MATERIAL TO PROCESS:
»»

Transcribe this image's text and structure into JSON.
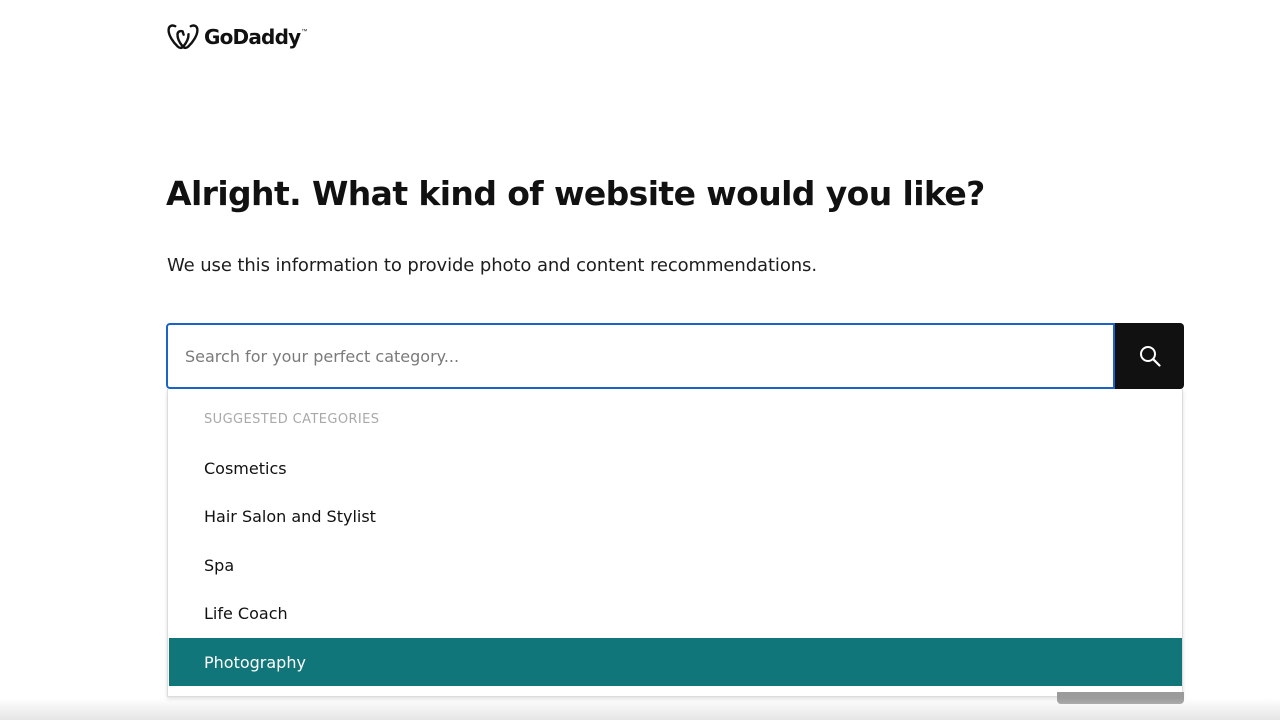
{
  "brand": {
    "name": "GoDaddy",
    "trademark": "™",
    "icon": "godaddy-logo-icon"
  },
  "page": {
    "heading": "Alright. What kind of website would you like?",
    "subtitle": "We use this information to provide photo and content recommendations."
  },
  "search": {
    "placeholder": "Search for your perfect category...",
    "value": "",
    "button_icon": "search-icon"
  },
  "dropdown": {
    "header": "SUGGESTED CATEGORIES",
    "items": [
      {
        "label": "Cosmetics",
        "selected": false
      },
      {
        "label": "Hair Salon and Stylist",
        "selected": false
      },
      {
        "label": "Spa",
        "selected": false
      },
      {
        "label": "Life Coach",
        "selected": false
      },
      {
        "label": "Photography",
        "selected": true
      }
    ]
  },
  "colors": {
    "accent_blue": "#1b63c8",
    "highlight_teal": "#107679",
    "button_black": "#111111",
    "muted_text": "#a9a9a9"
  }
}
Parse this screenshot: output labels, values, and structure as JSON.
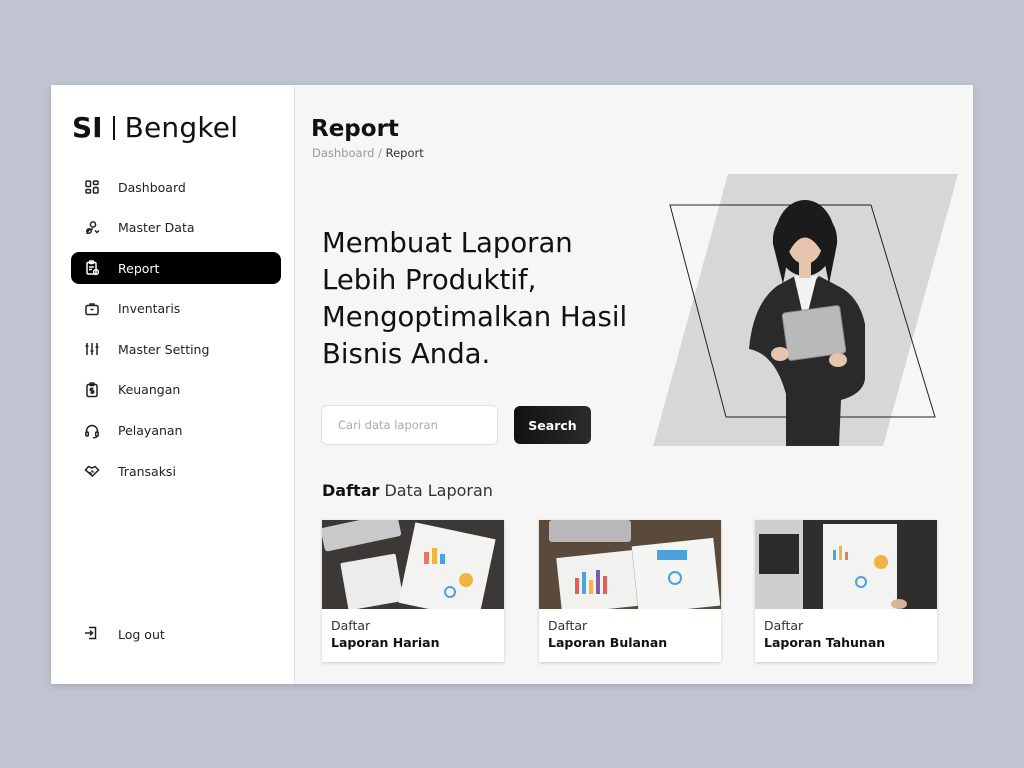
{
  "app": {
    "logo_short": "SI",
    "logo_name": "Bengkel"
  },
  "sidebar": {
    "items": [
      {
        "label": "Dashboard",
        "icon": "dashboard-icon",
        "active": false
      },
      {
        "label": "Master Data",
        "icon": "master-data-icon",
        "active": false
      },
      {
        "label": "Report",
        "icon": "report-icon",
        "active": true
      },
      {
        "label": "Inventaris",
        "icon": "briefcase-icon",
        "active": false
      },
      {
        "label": "Master Setting",
        "icon": "sliders-icon",
        "active": false
      },
      {
        "label": "Keuangan",
        "icon": "finance-icon",
        "active": false
      },
      {
        "label": "Pelayanan",
        "icon": "headset-icon",
        "active": false
      },
      {
        "label": "Transaksi",
        "icon": "handshake-icon",
        "active": false
      }
    ],
    "logout_label": "Log out"
  },
  "header": {
    "title": "Report",
    "breadcrumb": {
      "parent": "Dashboard",
      "separator": " / ",
      "current": "Report"
    }
  },
  "hero": {
    "lines": [
      "Membuat Laporan",
      "Lebih Produktif,",
      "Mengoptimalkan Hasil",
      "Bisnis Anda."
    ],
    "search_placeholder": "Cari data laporan",
    "search_button": "Search"
  },
  "section": {
    "title_bold": "Daftar",
    "title_rest": "Data Laporan"
  },
  "cards": [
    {
      "caption": "Daftar",
      "title": "Laporan Harian"
    },
    {
      "caption": "Daftar",
      "title": "Laporan Bulanan"
    },
    {
      "caption": "Daftar",
      "title": "Laporan Tahunan"
    }
  ],
  "colors": {
    "page_bg": "#c0c4d0",
    "panel_bg": "#f6f6f7",
    "active_bg": "#000000",
    "button_bg": "#111111"
  }
}
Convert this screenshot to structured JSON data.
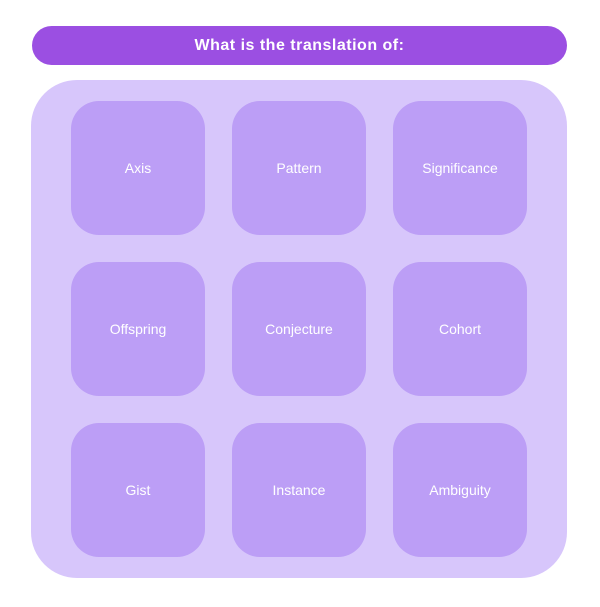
{
  "header": {
    "title": "What is the translation of:"
  },
  "options": [
    {
      "label": "Axis"
    },
    {
      "label": "Pattern"
    },
    {
      "label": "Significance"
    },
    {
      "label": "Offspring"
    },
    {
      "label": "Conjecture"
    },
    {
      "label": "Cohort"
    },
    {
      "label": "Gist"
    },
    {
      "label": "Instance"
    },
    {
      "label": "Ambiguity"
    }
  ],
  "colors": {
    "header_bg": "#9b4fe2",
    "panel_bg": "#d7c6fb",
    "tile_bg": "#bc9ef6",
    "text": "#ffffff"
  }
}
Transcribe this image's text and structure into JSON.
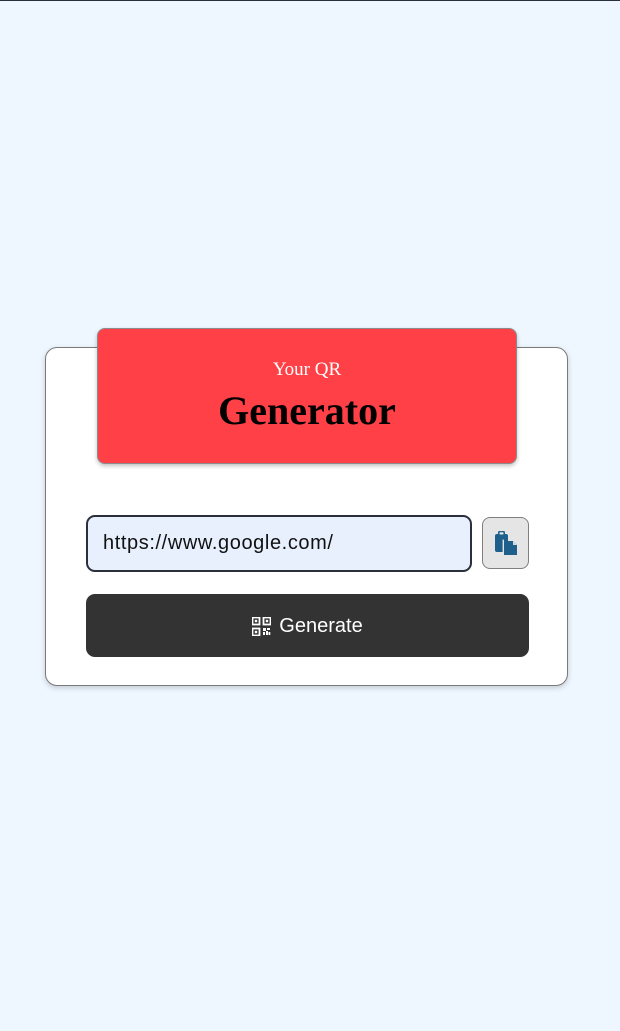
{
  "header": {
    "subtitle": "Your QR",
    "title": "Generator"
  },
  "form": {
    "url_value": "https://www.google.com/",
    "generate_label": "Generate"
  },
  "icons": {
    "paste": "clipboard-paste-icon",
    "generate": "qr-code-icon"
  },
  "colors": {
    "page_background": "#eef6ff",
    "banner": "#ff4046",
    "input_background": "#e8f0fe",
    "generate_button": "#333333",
    "paste_icon": "#1f5f8b"
  }
}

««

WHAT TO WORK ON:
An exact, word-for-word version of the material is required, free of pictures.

PROBLEM SOLUTION:
Transcribe this image's text and structure into JSON.
{
  "brand": {
    "name": "GoDaddy",
    "trademark": "™",
    "icon": "godaddy-logo-icon"
  },
  "page": {
    "heading": "Alright. What kind of website would you like?",
    "subtitle": "We use this information to provide photo and content recommendations."
  },
  "search": {
    "placeholder": "Search for your perfect category...",
    "value": "",
    "button_icon": "search-icon"
  },
  "dropdown": {
    "header": "SUGGESTED CATEGORIES",
    "items": [
      {
        "label": "Cosmetics",
        "selected": false
      },
      {
        "label": "Hair Salon and Stylist",
        "selected": false
      },
      {
        "label": "Spa",
        "selected": false
      },
      {
        "label": "Life Coach",
        "selected": false
      },
      {
        "label": "Photography",
        "selected": true
      }
    ]
  },
  "colors": {
    "accent_blue": "#1b63c8",
    "highlight_teal": "#107679",
    "button_black": "#111111",
    "muted_text": "#a9a9a9"
  }
}
Parse this screenshot: output labels, values, and structure as JSON.
{
  "app": {
    "logo_short": "SI",
    "logo_name": "Bengkel"
  },
  "sidebar": {
    "items": [
      {
        "label": "Dashboard",
        "icon": "dashboard-icon",
        "active": false
      },
      {
        "label": "Master Data",
        "icon": "master-data-icon",
        "active": false
      },
      {
        "label": "Report",
        "icon": "report-icon",
        "active": true
      },
      {
        "label": "Inventaris",
        "icon": "briefcase-icon",
        "active": false
      },
      {
        "label": "Master Setting",
        "icon": "sliders-icon",
        "active": false
      },
      {
        "label": "Keuangan",
        "icon": "finance-icon",
        "active": false
      },
      {
        "label": "Pelayanan",
        "icon": "headset-icon",
        "active": false
      },
      {
        "label": "Transaksi",
        "icon": "handshake-icon",
        "active": false
      }
    ],
    "logout_label": "Log out"
  },
  "header": {
    "title": "Report",
    "breadcrumb": {
      "parent": "Dashboard",
      "separator": " / ",
      "current": "Report"
    }
  },
  "hero": {
    "lines": [
      "Membuat Laporan",
      "Lebih Produktif,",
      "Mengoptimalkan Hasil",
      "Bisnis Anda."
    ],
    "search_placeholder": "Cari data laporan",
    "search_button": "Search"
  },
  "section": {
    "title_bold": "Daftar",
    "title_rest": "Data Laporan"
  },
  "cards": [
    {
      "caption": "Daftar",
      "title": "Laporan Harian"
    },
    {
      "caption": "Daftar",
      "title": "Laporan Bulanan"
    },
    {
      "caption": "Daftar",
      "title": "Laporan Tahunan"
    }
  ],
  "colors": {
    "page_bg": "#c0c4d0",
    "panel_bg": "#f6f6f7",
    "active_bg": "#000000",
    "button_bg": "#111111"
  }
}
Convert this screenshot to structured JSON data.
{
  "header": {
    "title": "What is the translation of:"
  },
  "options": [
    {
      "label": "Axis"
    },
    {
      "label": "Pattern"
    },
    {
      "label": "Significance"
    },
    {
      "label": "Offspring"
    },
    {
      "label": "Conjecture"
    },
    {
      "label": "Cohort"
    },
    {
      "label": "Gist"
    },
    {
      "label": "Instance"
    },
    {
      "label": "Ambiguity"
    }
  ],
  "colors": {
    "header_bg": "#9b4fe2",
    "panel_bg": "#d7c6fb",
    "tile_bg": "#bc9ef6",
    "text": "#ffffff"
  }
}
Transcribe this image's text and structure into JSON.
{
  "header": {
    "subtitle": "Your QR",
    "title": "Generator"
  },
  "form": {
    "url_value": "https://www.google.com/",
    "generate_label": "Generate"
  },
  "icons": {
    "paste": "clipboard-paste-icon",
    "generate": "qr-code-icon"
  },
  "colors": {
    "page_background": "#eef6ff",
    "banner": "#ff4046",
    "input_background": "#e8f0fe",
    "generate_button": "#333333",
    "paste_icon": "#1f5f8b"
  }
}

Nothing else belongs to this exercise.